Roy changed labels a few times after this and eventually re-signed with Monument. In 1987, Roy Orbison was inducted into the Rock and Roll Hall of Fame. Bruce Springsteen was there to do the honors. A TV special followed. Roy had always wanted to do one and this special included some powerful special guests: Elvis Costello, k.d.Lang, Tom Waits, Bonny Raitt, Jennifer Warrens, Jackson Brown, and Bruce Springsteen. The special was called Roy Orbison and Friends – A Black and White Night Live. It was aired on cable and released on video and became one of Roy’s great concerts.
Jeff Lynne of ELO was busy producing George Harrison’s Cloud Nine album, and was working on Tom Petty’s and Roy’s albums at the same time. This led to them all getting together with Bob Dylan for the Traveling Wilburys project which was a huge success! Handle With Care was a big hit from the album. A song that was supposed to be a group song on the album was You’re Not Alone Anymore. It was decided that there was really only one voice that could do the song justice, and that was Roy. It is an amazing vocal and an amazing song!

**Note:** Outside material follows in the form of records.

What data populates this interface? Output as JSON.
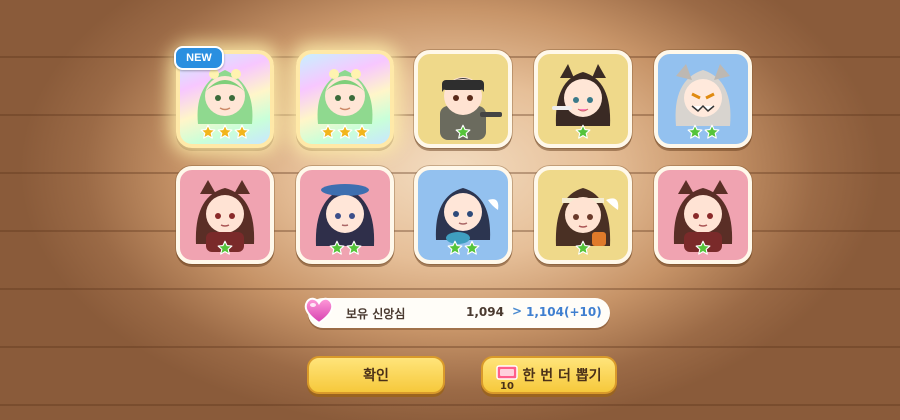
{
  "results": [
    {
      "id": "c1",
      "rarity": 3,
      "frame": "rainbow",
      "is_new": true
    },
    {
      "id": "c2",
      "rarity": 3,
      "frame": "rainbow",
      "is_new": false
    },
    {
      "id": "c3",
      "rarity": 1,
      "frame": "yellow",
      "is_new": false
    },
    {
      "id": "c4",
      "rarity": 1,
      "frame": "yellow",
      "is_new": false
    },
    {
      "id": "c5",
      "rarity": 2,
      "frame": "blue",
      "is_new": false
    },
    {
      "id": "c6",
      "rarity": 1,
      "frame": "pink",
      "is_new": false
    },
    {
      "id": "c7",
      "rarity": 2,
      "frame": "pink",
      "is_new": false
    },
    {
      "id": "c8",
      "rarity": 2,
      "frame": "blue",
      "is_new": false
    },
    {
      "id": "c9",
      "rarity": 1,
      "frame": "yellow",
      "is_new": false
    },
    {
      "id": "c10",
      "rarity": 1,
      "frame": "pink",
      "is_new": false
    }
  ],
  "badge": {
    "new_label": "NEW"
  },
  "faith": {
    "label": "보유 신앙심",
    "current": "1,094",
    "arrow": ">",
    "after": "1,104(+10)"
  },
  "buttons": {
    "confirm_label": "확인",
    "redraw_label": "한 번 더 뽑기",
    "redraw_ticket_count": "10"
  },
  "colors": {
    "star_gold": "#f2b51c",
    "star_green": "#55c43a",
    "accent_blue": "#3f7fd0",
    "button_yellow": "#f6c93c"
  },
  "icons": {
    "heart": "faith-heart-icon",
    "ticket": "ticket-icon",
    "star": "star-icon"
  }
}
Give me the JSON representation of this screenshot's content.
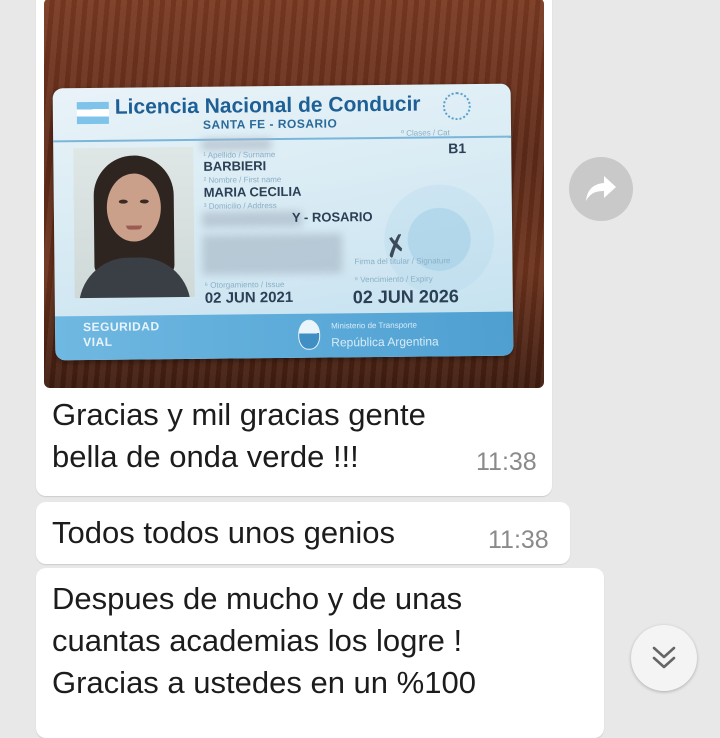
{
  "license": {
    "title": "Licencia Nacional de Conducir",
    "subtitle": "SANTA FE - ROSARIO",
    "clases_label": "º Clases / Cat",
    "class_value": "B1",
    "apellido_label": "¹ Apellido / Surname",
    "surname": "BARBIERI",
    "nombre_label": "² Nombre / First name",
    "first_name": "MARIA CECILIA",
    "domicilio_label": "³ Domicilio / Address",
    "address_visible": "Y - ROSARIO",
    "otorgamiento_label": "⁶ Otorgamiento / Issue",
    "issue_date": "02 JUN 2021",
    "vencimiento_label": "⁸ Vencimiento / Expiry",
    "expiry_date": "02 JUN 2026",
    "firma_label": "Firma del titular / Signature",
    "seguridad_line1": "SEGURIDAD",
    "seguridad_line2": "VIAL",
    "ministerio": "Ministerio de Transporte",
    "republica": "República Argentina"
  },
  "messages": [
    {
      "lines": [
        "Gracias y mil gracias gente",
        "bella de onda verde !!!"
      ],
      "time": "11:38"
    },
    {
      "lines": [
        "Todos todos unos genios"
      ],
      "time": "11:38"
    },
    {
      "lines": [
        "Despues de mucho y de unas",
        "cuantas academias los logre !",
        "Gracias a ustedes en un %100"
      ]
    }
  ],
  "icons": {
    "forward": "forward-arrow-icon",
    "scroll": "double-chevron-down-icon"
  },
  "colors": {
    "background": "#e8e8e8",
    "bubble": "#ffffff",
    "timestamp": "#8a8a8a"
  }
}
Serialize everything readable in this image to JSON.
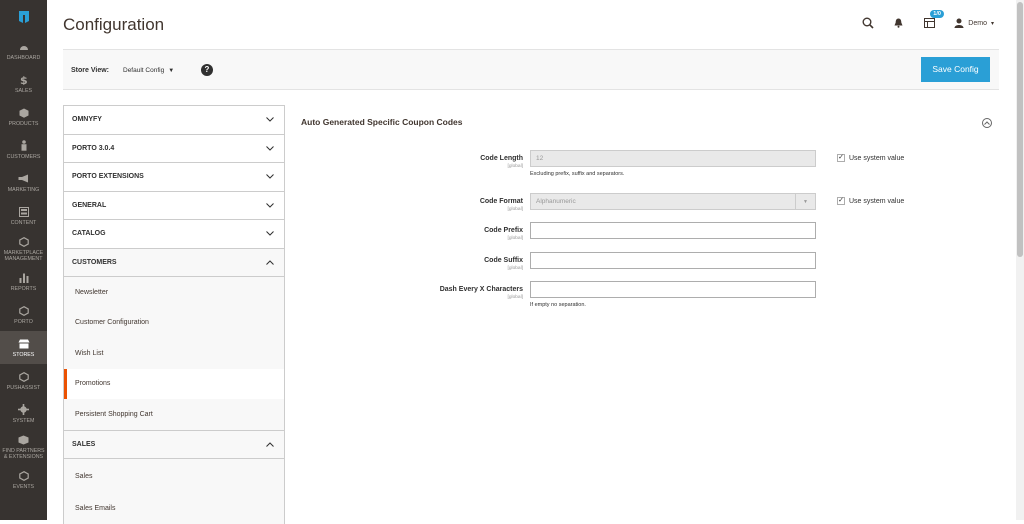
{
  "nav": {
    "items": [
      {
        "label": "DASHBOARD",
        "icon": "dashboard-icon"
      },
      {
        "label": "SALES",
        "icon": "dollar-icon"
      },
      {
        "label": "PRODUCTS",
        "icon": "cube-icon"
      },
      {
        "label": "CUSTOMERS",
        "icon": "person-icon"
      },
      {
        "label": "MARKETING",
        "icon": "megaphone-icon"
      },
      {
        "label": "CONTENT",
        "icon": "layout-icon"
      },
      {
        "label": "MARKETPLACE MANAGEMENT",
        "icon": "hexagon-icon"
      },
      {
        "label": "REPORTS",
        "icon": "bar-chart-icon"
      },
      {
        "label": "PORTO",
        "icon": "hexagon-icon"
      },
      {
        "label": "STORES",
        "icon": "store-icon"
      },
      {
        "label": "PUSHASSIST",
        "icon": "hexagon-icon"
      },
      {
        "label": "SYSTEM",
        "icon": "gear-icon"
      },
      {
        "label": "FIND PARTNERS & EXTENSIONS",
        "icon": "box-icon"
      },
      {
        "label": "EVENTS",
        "icon": "hexagon-icon"
      }
    ]
  },
  "header": {
    "title": "Configuration",
    "notifications_count": "1/0",
    "user": "Demo"
  },
  "store_bar": {
    "label": "Store View:",
    "value": "Default Config",
    "save_label": "Save Config"
  },
  "tabs": {
    "omnyfy": "OMNYFY",
    "porto": "PORTO 3.0.4",
    "porto_ext": "PORTO EXTENSIONS",
    "general": "GENERAL",
    "catalog": "CATALOG",
    "customers": "CUSTOMERS",
    "customers_items": [
      "Newsletter",
      "Customer Configuration",
      "Wish List",
      "Promotions",
      "Persistent Shopping Cart"
    ],
    "sales": "SALES",
    "sales_items": [
      "Sales",
      "Sales Emails"
    ]
  },
  "section": {
    "title": "Auto Generated Specific Coupon Codes",
    "fields": {
      "code_length": {
        "label": "Code Length",
        "scope": "[global]",
        "value": "12",
        "note": "Excluding prefix, suffix and separators.",
        "system": "Use system value"
      },
      "code_format": {
        "label": "Code Format",
        "scope": "[global]",
        "value": "Alphanumeric",
        "system": "Use system value"
      },
      "code_prefix": {
        "label": "Code Prefix",
        "scope": "[global]",
        "value": ""
      },
      "code_suffix": {
        "label": "Code Suffix",
        "scope": "[global]",
        "value": ""
      },
      "dash_every": {
        "label": "Dash Every X Characters",
        "scope": "[global]",
        "value": "",
        "note": "If empty no separation."
      }
    }
  },
  "colors": {
    "nav_bg": "#373330",
    "accent": "#2a9fd6",
    "active_marker": "#eb5202"
  }
}
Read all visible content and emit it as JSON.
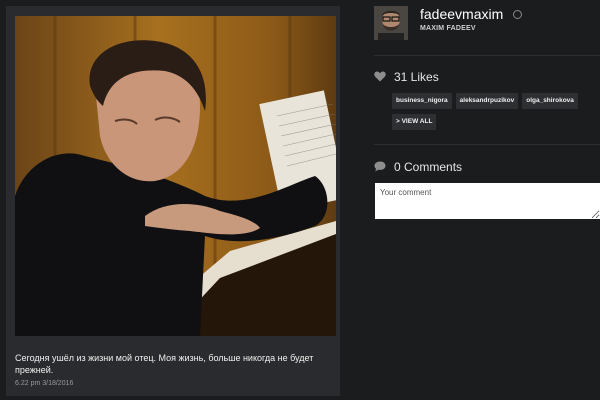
{
  "post": {
    "caption": "Сегодня ушёл из жизни мой отец. Моя жизнь, больше никогда не будет прежней.",
    "timestamp": "6.22 pm 3/18/2016"
  },
  "profile": {
    "username": "fadeevmaxim",
    "full_name": "MAXIM FADEEV"
  },
  "likes": {
    "label": "31 Likes",
    "likers": [
      "business_nigora",
      "aleksandrpuzikov",
      "olga_shirokova"
    ],
    "view_all_label": "> VIEW ALL"
  },
  "comments": {
    "label": "0 Comments",
    "placeholder": "Your comment"
  },
  "icons": {
    "likes": "heart-icon",
    "comments": "speech-bubble-icon",
    "verified": "circle-icon"
  },
  "colors": {
    "background": "#1b1c1e",
    "card": "#2a2b2e",
    "tag": "#2e2f33"
  }
}
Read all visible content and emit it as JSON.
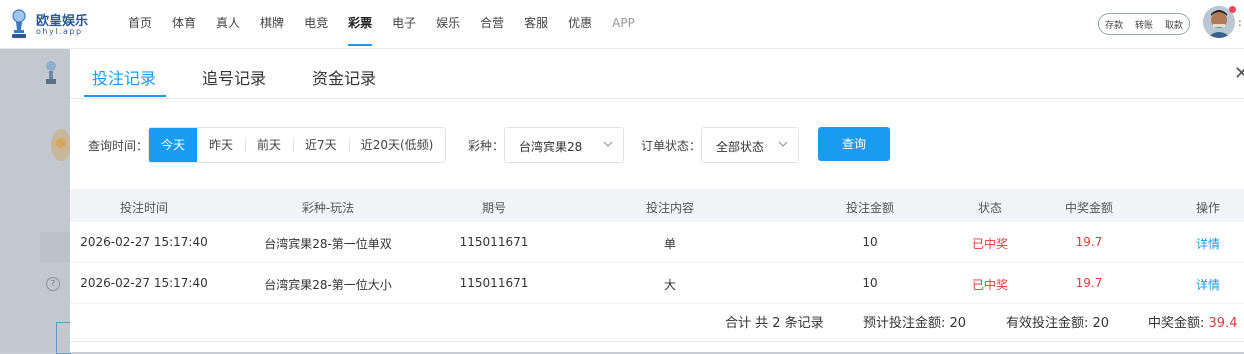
{
  "brand": {
    "name": "欧皇娱乐",
    "sub": "ohyl.app"
  },
  "nav": {
    "items": [
      {
        "label": "首页"
      },
      {
        "label": "体育"
      },
      {
        "label": "真人"
      },
      {
        "label": "棋牌"
      },
      {
        "label": "电竞"
      },
      {
        "label": "彩票",
        "active": true
      },
      {
        "label": "电子"
      },
      {
        "label": "娱乐"
      },
      {
        "label": "合营"
      },
      {
        "label": "客服"
      },
      {
        "label": "优惠"
      },
      {
        "label": "APP",
        "muted": true
      }
    ],
    "quick": [
      "存款",
      "转账",
      "取款"
    ]
  },
  "modal": {
    "tabs": [
      "投注记录",
      "追号记录",
      "资金记录"
    ],
    "filters": {
      "time_label": "查询时间：",
      "time_options": [
        "今天",
        "昨天",
        "前天",
        "近7天",
        "近20天(低频)"
      ],
      "time_selected": "今天",
      "lottery_label": "彩种：",
      "lottery_value": "台湾宾果28",
      "status_label": "订单状态：",
      "status_value": "全部状态",
      "query_label": "查询"
    },
    "table": {
      "headers": [
        "投注时间",
        "彩种-玩法",
        "期号",
        "投注内容",
        "投注金额",
        "状态",
        "中奖金额",
        "操作"
      ],
      "rows": [
        {
          "time": "2026-02-27 15:17:40",
          "game": "台湾宾果28-第一位单双",
          "issue": "115011671",
          "content": "单",
          "amount": "10",
          "status": "已中奖",
          "win": "19.7",
          "op": "详情"
        },
        {
          "time": "2026-02-27 15:17:40",
          "game": "台湾宾果28-第一位大小",
          "issue": "115011671",
          "content": "大",
          "amount": "10",
          "status": "已中奖",
          "win": "19.7",
          "op": "详情"
        }
      ]
    },
    "summary": {
      "count_text": "合计 共 2 条记录",
      "expected_label": "预计投注金额: ",
      "expected_value": "20",
      "valid_label": "有效投注金额: ",
      "valid_value": "20",
      "win_label": "中奖金额: ",
      "win_value": "39.4"
    }
  },
  "colors": {
    "accent": "#1a9bf0",
    "win_red": "#e23b3b"
  }
}
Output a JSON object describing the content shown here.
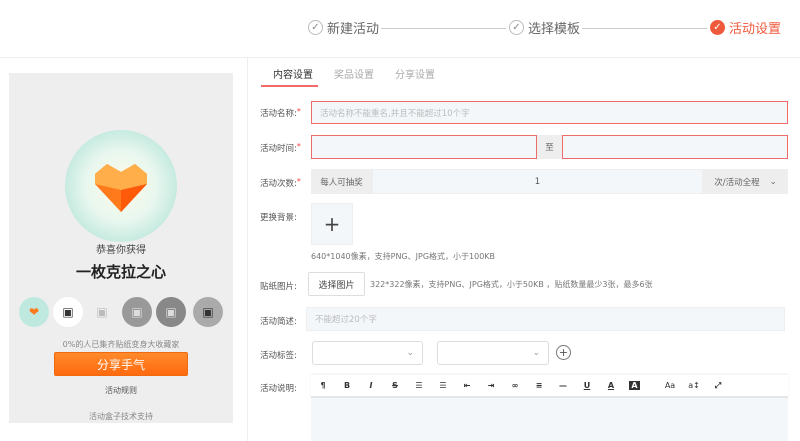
{
  "steps": [
    {
      "label": "新建活动",
      "state": "done"
    },
    {
      "label": "选择模板",
      "state": "done"
    },
    {
      "label": "活动设置",
      "state": "active"
    }
  ],
  "preview": {
    "congrats": "恭喜你获得",
    "prize": "一枚克拉之心",
    "progress_text": "0%的人已集齐贴纸变身大收藏家",
    "share_button": "分享手气",
    "rules_link": "活动规则",
    "footer": "活动盒子技术支持",
    "stickers": [
      "heart-sticker",
      "robot-sticker",
      "robot-sticker",
      "robot-sticker",
      "robot-sticker",
      "robot-sticker"
    ]
  },
  "tabs": [
    {
      "label": "内容设置",
      "active": true
    },
    {
      "label": "奖品设置"
    },
    {
      "label": "分享设置"
    }
  ],
  "form": {
    "name": {
      "label": "活动名称:",
      "placeholder": "活动名称不能重名,并且不能超过10个字"
    },
    "time": {
      "label": "活动时间:",
      "separator": "至"
    },
    "count": {
      "label": "活动次数:",
      "prefix": "每人可抽奖",
      "value": "1",
      "suffix": "次/活动全程"
    },
    "background": {
      "label": "更换背景:",
      "add": "+",
      "hint": "640*1040像素，支持PNG、JPG格式，小于100KB"
    },
    "sticker": {
      "label": "贴纸图片:",
      "button": "选择图片",
      "hint": "322*322像素，支持PNG、JPG格式，小于50KB ，贴纸数量最少3张，最多6张"
    },
    "brief": {
      "label": "活动简述:",
      "placeholder": "不能超过20个字"
    },
    "tags": {
      "label": "活动标签:"
    },
    "desc": {
      "label": "活动说明:",
      "toolbar": [
        "¶",
        "B",
        "I",
        "S",
        "☰",
        "☰",
        "⇤",
        "⇥",
        "∞",
        "≡",
        "—",
        "U",
        "A",
        "A",
        "Aa",
        "a↕",
        "⤢"
      ]
    }
  },
  "colors": {
    "accent": "#f05a3c",
    "error": "#f06a6a",
    "share": "#ff7a1a"
  }
}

In late 1988, Roy put the finishing touches on the Mystery Girl album. It was set for release in 1989. There would be a world tour to support the project. The album would include the smash hit “You Got It”. On December 6, 1988, Roy was complaining of chest pains. Just before midnight, he had a heart attack and collapsed at his mother’s home. Roy Orbison died at the young age of 52.
I was still a senior in high school and I was going to WKSG to rip news and type up stories for the news director. I would stay till 6am and then head to school. I remember going to the AP wire and seeing the URGENT breaking news that Roy had died. We were an oldies station and this was big news. I remember when we broke the news. It is one of those moments I will never forget.
You Got It was released after Roy’s death and reached the top 10. One of the coolest tributes to Roy was when the Traveling Wilburys released the song End of the Line. In the video, the group is on a train singing. When Roy’s vocal comes on, the camera is on a rocking chair in which Roy’s guitar is sitting. Next to it, is a framed photo of Roy. Powerful!
Roy Orbison is a legend. His music was like no one else. His style was like no one else. His vocals were indescribably beautiful, haunting, and amazing. Heaven’s choir is blessed to have him in their baritone section. Happy Birthday, Roy!